── Dataset extract ──
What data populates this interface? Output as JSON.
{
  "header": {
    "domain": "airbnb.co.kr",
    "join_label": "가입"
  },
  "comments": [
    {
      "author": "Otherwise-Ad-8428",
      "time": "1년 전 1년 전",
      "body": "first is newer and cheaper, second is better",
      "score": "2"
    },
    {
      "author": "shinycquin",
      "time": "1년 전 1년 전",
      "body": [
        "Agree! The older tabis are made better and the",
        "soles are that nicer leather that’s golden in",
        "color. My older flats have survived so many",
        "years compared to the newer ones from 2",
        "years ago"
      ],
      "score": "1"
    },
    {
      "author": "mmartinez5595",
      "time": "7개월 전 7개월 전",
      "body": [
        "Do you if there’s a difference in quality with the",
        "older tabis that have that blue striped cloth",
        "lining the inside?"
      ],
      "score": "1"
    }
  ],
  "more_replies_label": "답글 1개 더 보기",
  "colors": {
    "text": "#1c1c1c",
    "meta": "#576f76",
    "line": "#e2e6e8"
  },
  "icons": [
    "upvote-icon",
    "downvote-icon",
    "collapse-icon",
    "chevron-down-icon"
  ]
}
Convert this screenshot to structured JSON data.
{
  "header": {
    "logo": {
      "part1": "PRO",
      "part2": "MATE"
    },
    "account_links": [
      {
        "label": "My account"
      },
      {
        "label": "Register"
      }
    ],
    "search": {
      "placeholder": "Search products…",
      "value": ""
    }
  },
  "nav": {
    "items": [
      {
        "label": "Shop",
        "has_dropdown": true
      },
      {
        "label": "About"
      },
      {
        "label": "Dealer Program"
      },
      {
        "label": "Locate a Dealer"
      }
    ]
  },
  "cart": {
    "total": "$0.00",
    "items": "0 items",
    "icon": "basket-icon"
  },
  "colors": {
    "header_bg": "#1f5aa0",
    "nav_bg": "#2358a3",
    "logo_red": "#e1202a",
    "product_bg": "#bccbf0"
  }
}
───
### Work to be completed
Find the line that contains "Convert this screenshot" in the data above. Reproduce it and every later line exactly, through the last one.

### Task output
Convert this screenshot to structured JSON data.
{
  "header": {
    "logo": {
      "part1": "PRO",
      "part2": "MATE"
    },
    "account_links": [
      {
        "label": "My account"
      },
      {
        "label": "Register"
      }
    ],
    "search": {
      "placeholder": "Search products…",
      "value": ""
    }
  },
  "nav": {
    "items": [
      {
        "label": "Shop",
        "has_dropdown": true
      },
      {
        "label": "About"
      },
      {
        "label": "Dealer Program"
      },
      {
        "label": "Locate a Dealer"
      }
    ]
  },
  "cart": {
    "total": "$0.00",
    "items": "0 items",
    "icon": "basket-icon"
  },
  "colors": {
    "header_bg": "#1f5aa0",
    "nav_bg": "#2358a3",
    "logo_red": "#e1202a",
    "product_bg": "#bccbf0"
  }
}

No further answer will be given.